▶ _Input_
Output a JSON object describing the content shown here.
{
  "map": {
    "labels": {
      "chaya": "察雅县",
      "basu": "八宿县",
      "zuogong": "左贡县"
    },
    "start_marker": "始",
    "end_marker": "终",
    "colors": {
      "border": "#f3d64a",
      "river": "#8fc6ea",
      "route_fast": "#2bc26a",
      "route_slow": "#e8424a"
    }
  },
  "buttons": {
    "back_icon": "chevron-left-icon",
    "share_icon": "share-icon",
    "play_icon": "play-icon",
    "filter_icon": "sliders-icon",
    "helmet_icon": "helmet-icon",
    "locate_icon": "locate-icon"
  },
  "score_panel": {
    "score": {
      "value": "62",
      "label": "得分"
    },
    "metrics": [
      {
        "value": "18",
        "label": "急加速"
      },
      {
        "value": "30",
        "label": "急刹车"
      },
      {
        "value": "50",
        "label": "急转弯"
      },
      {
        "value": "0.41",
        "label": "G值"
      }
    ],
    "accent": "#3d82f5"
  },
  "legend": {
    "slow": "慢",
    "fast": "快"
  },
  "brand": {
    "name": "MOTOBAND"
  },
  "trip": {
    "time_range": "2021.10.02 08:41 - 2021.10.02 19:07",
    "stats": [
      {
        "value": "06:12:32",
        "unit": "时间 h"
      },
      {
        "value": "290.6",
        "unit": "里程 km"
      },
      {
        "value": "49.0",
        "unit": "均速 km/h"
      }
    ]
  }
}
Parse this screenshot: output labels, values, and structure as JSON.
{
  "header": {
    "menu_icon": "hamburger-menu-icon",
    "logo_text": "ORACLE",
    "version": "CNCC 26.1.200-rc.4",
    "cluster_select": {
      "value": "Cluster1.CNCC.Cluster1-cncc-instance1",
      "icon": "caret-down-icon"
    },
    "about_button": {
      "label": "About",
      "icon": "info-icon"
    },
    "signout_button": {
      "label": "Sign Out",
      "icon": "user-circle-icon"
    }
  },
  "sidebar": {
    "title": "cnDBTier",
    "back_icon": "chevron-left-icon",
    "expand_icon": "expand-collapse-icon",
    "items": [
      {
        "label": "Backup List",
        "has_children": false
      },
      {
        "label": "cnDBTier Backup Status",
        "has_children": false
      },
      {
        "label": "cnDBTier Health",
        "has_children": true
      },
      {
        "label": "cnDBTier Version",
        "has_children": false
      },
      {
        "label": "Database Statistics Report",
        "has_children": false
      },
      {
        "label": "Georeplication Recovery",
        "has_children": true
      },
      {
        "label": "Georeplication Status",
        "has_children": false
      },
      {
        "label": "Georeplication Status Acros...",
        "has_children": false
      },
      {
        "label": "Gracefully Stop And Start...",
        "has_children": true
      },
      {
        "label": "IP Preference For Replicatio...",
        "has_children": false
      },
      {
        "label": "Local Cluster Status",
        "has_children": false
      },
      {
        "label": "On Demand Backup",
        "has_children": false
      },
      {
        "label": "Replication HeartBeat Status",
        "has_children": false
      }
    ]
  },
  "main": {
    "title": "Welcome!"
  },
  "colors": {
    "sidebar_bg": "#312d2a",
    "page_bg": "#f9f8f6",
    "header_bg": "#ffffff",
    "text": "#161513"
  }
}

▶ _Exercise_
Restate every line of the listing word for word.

▶ _Result below_
Output a JSON object describing the content shown here.
{
  "map": {
    "labels": {
      "chaya": "察雅县",
      "basu": "八宿县",
      "zuogong": "左贡县"
    },
    "start_marker": "始",
    "end_marker": "终",
    "colors": {
      "border": "#f3d64a",
      "river": "#8fc6ea",
      "route_fast": "#2bc26a",
      "route_slow": "#e8424a"
    }
  },
  "buttons": {
    "back_icon": "chevron-left-icon",
    "share_icon": "share-icon",
    "play_icon": "play-icon",
    "filter_icon": "sliders-icon",
    "helmet_icon": "helmet-icon",
    "locate_icon": "locate-icon"
  },
  "score_panel": {
    "score": {
      "value": "62",
      "label": "得分"
    },
    "metrics": [
      {
        "value": "18",
        "label": "急加速"
      },
      {
        "value": "30",
        "label": "急刹车"
      },
      {
        "value": "50",
        "label": "急转弯"
      },
      {
        "value": "0.41",
        "label": "G值"
      }
    ],
    "accent": "#3d82f5"
  },
  "legend": {
    "slow": "慢",
    "fast": "快"
  },
  "brand": {
    "name": "MOTOBAND"
  },
  "trip": {
    "time_range": "2021.10.02 08:41 - 2021.10.02 19:07",
    "stats": [
      {
        "value": "06:12:32",
        "unit": "时间 h"
      },
      {
        "value": "290.6",
        "unit": "里程 km"
      },
      {
        "value": "49.0",
        "unit": "均速 km/h"
      }
    ]
  }
}
Parse this screenshot: output labels, values, and structure as JSON.
{
  "header": {
    "menu_icon": "hamburger-menu-icon",
    "logo_text": "ORACLE",
    "version": "CNCC 26.1.200-rc.4",
    "cluster_select": {
      "value": "Cluster1.CNCC.Cluster1-cncc-instance1",
      "icon": "caret-down-icon"
    },
    "about_button": {
      "label": "About",
      "icon": "info-icon"
    },
    "signout_button": {
      "label": "Sign Out",
      "icon": "user-circle-icon"
    }
  },
  "sidebar": {
    "title": "cnDBTier",
    "back_icon": "chevron-left-icon",
    "expand_icon": "expand-collapse-icon",
    "items": [
      {
        "label": "Backup List",
        "has_children": false
      },
      {
        "label": "cnDBTier Backup Status",
        "has_children": false
      },
      {
        "label": "cnDBTier Health",
        "has_children": true
      },
      {
        "label": "cnDBTier Version",
        "has_children": false
      },
      {
        "label": "Database Statistics Report",
        "has_children": false
      },
      {
        "label": "Georeplication Recovery",
        "has_children": true
      },
      {
        "label": "Georeplication Status",
        "has_children": false
      },
      {
        "label": "Georeplication Status Acros...",
        "has_children": false
      },
      {
        "label": "Gracefully Stop And Start...",
        "has_children": true
      },
      {
        "label": "IP Preference For Replicatio...",
        "has_children": false
      },
      {
        "label": "Local Cluster Status",
        "has_children": false
      },
      {
        "label": "On Demand Backup",
        "has_children": false
      },
      {
        "label": "Replication HeartBeat Status",
        "has_children": false
      }
    ]
  },
  "main": {
    "title": "Welcome!"
  },
  "colors": {
    "sidebar_bg": "#312d2a",
    "page_bg": "#f9f8f6",
    "header_bg": "#ffffff",
    "text": "#161513"
  }
}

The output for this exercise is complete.